Search the records for the word "number" and pick out every line that has it.
==== Input material ====
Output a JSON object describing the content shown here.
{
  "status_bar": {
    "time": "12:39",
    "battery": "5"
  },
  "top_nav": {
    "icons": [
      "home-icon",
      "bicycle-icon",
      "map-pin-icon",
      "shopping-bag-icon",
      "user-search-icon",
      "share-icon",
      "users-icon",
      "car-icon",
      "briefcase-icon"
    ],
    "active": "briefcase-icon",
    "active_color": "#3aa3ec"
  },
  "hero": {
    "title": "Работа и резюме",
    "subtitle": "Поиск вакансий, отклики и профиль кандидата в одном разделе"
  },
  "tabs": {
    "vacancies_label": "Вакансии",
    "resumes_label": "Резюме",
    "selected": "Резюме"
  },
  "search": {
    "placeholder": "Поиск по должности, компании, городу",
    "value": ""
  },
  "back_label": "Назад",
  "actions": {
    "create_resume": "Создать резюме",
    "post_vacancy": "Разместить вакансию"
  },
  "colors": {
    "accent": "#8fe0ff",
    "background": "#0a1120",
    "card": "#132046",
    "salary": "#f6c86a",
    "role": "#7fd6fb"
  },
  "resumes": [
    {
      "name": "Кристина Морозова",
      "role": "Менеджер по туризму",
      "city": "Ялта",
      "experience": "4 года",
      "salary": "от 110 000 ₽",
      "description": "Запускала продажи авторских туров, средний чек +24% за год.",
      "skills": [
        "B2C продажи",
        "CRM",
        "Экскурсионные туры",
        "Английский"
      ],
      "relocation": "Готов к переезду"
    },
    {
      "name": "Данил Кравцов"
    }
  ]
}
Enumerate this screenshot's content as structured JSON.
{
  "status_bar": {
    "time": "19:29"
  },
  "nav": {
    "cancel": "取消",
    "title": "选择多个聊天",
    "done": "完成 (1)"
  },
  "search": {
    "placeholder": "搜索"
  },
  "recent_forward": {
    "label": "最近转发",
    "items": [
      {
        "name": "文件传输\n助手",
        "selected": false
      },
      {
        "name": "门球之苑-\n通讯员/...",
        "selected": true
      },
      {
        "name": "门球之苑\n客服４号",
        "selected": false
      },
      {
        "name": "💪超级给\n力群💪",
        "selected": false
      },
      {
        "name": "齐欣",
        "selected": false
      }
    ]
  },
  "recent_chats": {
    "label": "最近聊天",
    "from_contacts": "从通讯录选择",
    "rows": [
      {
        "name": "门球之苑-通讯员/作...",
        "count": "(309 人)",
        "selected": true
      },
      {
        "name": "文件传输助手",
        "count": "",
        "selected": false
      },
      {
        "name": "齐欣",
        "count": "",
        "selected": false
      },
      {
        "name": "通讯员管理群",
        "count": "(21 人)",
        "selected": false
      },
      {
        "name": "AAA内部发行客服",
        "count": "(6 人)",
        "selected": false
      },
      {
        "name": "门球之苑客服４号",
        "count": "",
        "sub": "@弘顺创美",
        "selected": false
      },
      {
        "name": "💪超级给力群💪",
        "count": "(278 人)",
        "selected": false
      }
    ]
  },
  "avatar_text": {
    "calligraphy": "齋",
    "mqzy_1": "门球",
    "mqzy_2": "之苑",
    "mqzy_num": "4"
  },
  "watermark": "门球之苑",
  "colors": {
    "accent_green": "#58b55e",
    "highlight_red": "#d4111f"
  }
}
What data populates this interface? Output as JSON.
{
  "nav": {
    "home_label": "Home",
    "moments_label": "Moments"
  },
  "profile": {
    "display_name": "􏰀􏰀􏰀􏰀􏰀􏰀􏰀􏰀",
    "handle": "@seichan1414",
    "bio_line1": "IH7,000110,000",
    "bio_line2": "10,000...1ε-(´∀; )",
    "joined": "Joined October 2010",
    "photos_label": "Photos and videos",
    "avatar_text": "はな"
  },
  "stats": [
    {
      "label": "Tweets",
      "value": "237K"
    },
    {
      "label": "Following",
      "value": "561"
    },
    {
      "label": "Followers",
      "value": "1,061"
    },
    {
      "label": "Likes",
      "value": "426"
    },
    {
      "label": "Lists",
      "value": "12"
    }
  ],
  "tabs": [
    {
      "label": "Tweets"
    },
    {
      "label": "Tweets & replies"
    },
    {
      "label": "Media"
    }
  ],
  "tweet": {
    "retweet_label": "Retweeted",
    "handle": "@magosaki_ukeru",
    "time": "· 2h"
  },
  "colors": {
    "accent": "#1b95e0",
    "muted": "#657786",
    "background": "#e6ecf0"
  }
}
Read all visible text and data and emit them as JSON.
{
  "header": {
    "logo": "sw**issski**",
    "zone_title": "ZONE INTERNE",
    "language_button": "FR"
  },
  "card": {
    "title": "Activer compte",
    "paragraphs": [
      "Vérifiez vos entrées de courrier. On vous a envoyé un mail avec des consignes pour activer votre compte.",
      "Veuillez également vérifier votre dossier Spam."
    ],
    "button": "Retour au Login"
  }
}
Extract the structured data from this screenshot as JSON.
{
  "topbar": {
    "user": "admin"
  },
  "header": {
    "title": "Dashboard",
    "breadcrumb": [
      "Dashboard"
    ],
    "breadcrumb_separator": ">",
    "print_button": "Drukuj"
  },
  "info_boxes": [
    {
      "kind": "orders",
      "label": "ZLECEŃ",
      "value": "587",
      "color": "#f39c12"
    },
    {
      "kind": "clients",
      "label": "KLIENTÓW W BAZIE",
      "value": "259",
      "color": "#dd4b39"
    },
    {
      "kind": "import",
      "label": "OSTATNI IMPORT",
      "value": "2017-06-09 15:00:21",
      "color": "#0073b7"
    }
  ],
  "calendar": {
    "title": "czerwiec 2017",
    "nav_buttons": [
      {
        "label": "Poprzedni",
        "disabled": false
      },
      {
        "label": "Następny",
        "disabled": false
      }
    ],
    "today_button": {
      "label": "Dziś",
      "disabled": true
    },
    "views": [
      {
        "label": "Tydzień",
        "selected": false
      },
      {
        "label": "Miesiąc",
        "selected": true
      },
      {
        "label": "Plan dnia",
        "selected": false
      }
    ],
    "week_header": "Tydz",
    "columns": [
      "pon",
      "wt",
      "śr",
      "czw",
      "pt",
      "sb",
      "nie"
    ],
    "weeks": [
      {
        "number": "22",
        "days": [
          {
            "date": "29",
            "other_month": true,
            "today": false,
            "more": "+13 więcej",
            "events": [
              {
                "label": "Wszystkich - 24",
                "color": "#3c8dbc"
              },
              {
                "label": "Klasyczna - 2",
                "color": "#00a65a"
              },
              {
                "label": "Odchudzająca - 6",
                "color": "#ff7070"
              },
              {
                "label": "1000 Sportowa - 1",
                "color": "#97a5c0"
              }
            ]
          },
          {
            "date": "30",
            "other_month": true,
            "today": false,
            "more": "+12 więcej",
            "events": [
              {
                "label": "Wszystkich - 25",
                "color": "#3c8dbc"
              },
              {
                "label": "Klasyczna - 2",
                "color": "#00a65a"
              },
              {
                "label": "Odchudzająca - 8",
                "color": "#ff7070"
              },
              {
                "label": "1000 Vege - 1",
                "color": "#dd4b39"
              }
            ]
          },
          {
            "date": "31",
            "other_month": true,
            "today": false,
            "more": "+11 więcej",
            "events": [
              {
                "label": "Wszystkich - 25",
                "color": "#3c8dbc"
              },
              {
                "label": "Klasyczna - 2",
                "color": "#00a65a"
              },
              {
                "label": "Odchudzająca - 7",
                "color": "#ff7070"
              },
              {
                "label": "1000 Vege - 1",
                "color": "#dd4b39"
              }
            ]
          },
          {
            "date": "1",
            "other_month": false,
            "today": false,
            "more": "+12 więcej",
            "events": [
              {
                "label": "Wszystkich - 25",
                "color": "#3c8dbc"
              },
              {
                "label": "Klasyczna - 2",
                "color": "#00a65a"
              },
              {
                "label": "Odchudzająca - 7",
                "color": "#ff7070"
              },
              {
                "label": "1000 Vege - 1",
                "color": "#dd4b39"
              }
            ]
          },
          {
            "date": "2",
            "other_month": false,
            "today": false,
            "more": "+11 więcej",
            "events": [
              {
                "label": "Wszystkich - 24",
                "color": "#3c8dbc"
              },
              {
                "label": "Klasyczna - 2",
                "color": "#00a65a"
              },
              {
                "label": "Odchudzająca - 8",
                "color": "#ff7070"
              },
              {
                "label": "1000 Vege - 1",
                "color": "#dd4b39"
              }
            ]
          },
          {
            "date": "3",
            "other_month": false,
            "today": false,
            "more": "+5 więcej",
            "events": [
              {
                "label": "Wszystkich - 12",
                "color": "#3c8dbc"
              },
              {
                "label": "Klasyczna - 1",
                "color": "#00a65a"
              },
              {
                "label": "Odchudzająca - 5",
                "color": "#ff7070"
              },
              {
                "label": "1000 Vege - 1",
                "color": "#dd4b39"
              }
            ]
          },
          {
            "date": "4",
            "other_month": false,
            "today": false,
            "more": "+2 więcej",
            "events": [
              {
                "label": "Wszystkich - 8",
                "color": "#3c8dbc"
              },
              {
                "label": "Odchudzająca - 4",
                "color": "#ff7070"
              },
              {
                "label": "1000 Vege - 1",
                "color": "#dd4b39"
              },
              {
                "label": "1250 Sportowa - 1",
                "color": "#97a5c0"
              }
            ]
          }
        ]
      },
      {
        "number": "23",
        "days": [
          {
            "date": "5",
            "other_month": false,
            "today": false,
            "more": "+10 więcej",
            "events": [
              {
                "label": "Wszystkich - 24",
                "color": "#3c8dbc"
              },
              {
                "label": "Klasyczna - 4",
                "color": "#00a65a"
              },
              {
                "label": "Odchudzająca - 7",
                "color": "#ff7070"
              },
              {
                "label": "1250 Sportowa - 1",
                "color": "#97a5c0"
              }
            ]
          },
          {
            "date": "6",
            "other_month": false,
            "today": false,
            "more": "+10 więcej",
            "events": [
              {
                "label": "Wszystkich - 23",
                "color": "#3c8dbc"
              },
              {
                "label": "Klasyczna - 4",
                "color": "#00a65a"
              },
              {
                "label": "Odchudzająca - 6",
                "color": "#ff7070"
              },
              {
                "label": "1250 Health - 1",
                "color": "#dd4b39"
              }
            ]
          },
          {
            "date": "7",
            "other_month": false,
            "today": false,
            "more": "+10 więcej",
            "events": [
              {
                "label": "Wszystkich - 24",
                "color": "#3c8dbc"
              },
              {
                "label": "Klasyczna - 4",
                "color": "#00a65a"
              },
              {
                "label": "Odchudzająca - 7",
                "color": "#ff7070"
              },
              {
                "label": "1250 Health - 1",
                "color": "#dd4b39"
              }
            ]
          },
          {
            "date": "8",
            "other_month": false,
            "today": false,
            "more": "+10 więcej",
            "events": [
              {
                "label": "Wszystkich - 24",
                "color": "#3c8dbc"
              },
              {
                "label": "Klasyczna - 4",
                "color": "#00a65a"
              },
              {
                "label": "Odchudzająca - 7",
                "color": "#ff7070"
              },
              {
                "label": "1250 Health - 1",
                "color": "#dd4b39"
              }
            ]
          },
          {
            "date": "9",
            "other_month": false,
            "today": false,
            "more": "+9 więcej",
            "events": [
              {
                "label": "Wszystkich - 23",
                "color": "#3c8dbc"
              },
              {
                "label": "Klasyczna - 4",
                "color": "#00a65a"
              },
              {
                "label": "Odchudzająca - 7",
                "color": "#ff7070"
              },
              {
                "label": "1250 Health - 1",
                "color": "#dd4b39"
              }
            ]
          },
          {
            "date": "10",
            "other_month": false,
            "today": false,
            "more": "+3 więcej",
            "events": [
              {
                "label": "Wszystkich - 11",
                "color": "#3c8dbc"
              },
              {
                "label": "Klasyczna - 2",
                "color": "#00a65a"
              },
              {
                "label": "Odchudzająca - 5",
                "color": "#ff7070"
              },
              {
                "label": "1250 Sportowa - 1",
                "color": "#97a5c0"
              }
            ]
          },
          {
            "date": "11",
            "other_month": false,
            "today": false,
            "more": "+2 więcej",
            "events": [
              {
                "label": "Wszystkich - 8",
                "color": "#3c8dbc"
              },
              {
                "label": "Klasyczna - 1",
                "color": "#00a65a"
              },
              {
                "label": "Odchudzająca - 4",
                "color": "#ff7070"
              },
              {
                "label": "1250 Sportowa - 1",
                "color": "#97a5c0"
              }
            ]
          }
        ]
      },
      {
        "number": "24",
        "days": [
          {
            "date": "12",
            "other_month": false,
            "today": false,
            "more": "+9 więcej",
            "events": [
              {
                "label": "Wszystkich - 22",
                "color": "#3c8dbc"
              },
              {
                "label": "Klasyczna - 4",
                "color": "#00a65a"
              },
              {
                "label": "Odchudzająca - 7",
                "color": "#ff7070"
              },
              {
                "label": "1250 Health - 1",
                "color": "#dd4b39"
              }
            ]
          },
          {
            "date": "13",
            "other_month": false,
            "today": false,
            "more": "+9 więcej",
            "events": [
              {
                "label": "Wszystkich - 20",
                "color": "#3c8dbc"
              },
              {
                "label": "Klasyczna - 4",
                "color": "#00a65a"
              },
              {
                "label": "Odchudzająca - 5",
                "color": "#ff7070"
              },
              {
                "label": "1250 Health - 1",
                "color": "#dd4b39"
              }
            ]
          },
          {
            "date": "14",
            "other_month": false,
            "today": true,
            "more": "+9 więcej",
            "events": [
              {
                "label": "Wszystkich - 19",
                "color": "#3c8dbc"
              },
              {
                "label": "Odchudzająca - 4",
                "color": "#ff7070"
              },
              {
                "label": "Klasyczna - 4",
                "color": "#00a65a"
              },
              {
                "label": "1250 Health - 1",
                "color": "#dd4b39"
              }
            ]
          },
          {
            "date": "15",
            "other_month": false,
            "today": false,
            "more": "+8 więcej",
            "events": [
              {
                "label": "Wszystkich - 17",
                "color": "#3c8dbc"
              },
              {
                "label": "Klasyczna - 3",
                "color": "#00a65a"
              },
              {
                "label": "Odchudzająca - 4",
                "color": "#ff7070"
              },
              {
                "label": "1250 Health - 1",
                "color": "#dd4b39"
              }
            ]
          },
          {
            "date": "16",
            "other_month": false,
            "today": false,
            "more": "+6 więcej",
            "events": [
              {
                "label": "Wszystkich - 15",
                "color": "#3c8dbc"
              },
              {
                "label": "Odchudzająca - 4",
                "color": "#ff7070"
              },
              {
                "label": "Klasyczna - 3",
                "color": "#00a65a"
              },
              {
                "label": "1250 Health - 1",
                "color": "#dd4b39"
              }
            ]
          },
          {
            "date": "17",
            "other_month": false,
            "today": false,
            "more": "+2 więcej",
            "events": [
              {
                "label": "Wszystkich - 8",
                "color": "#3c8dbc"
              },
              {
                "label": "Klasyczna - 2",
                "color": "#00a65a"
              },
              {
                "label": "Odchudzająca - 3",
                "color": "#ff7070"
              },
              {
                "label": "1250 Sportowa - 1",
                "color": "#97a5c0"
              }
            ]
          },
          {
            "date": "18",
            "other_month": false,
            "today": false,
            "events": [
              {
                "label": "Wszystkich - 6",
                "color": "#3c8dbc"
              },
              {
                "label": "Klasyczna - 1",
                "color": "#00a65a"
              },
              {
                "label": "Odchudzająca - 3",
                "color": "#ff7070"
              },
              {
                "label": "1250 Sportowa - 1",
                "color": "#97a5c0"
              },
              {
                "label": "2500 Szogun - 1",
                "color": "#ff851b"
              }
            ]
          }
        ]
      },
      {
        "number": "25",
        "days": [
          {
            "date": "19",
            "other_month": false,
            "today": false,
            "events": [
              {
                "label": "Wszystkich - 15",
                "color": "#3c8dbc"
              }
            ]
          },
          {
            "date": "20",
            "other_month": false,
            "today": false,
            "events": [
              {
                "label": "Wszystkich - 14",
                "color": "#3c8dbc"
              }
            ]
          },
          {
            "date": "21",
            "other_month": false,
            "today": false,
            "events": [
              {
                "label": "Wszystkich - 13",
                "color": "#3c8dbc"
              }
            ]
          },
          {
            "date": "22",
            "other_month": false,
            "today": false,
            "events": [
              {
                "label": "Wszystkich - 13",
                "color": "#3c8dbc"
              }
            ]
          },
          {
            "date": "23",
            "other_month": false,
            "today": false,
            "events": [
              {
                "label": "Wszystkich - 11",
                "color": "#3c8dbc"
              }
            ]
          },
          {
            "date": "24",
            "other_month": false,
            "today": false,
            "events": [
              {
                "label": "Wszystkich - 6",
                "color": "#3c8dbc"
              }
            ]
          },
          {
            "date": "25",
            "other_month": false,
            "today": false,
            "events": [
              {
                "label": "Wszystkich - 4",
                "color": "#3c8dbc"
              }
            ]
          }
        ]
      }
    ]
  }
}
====
Result of the exercise>
        "number": "22",
        "number": "23",
        "number": "24",
        "number": "25",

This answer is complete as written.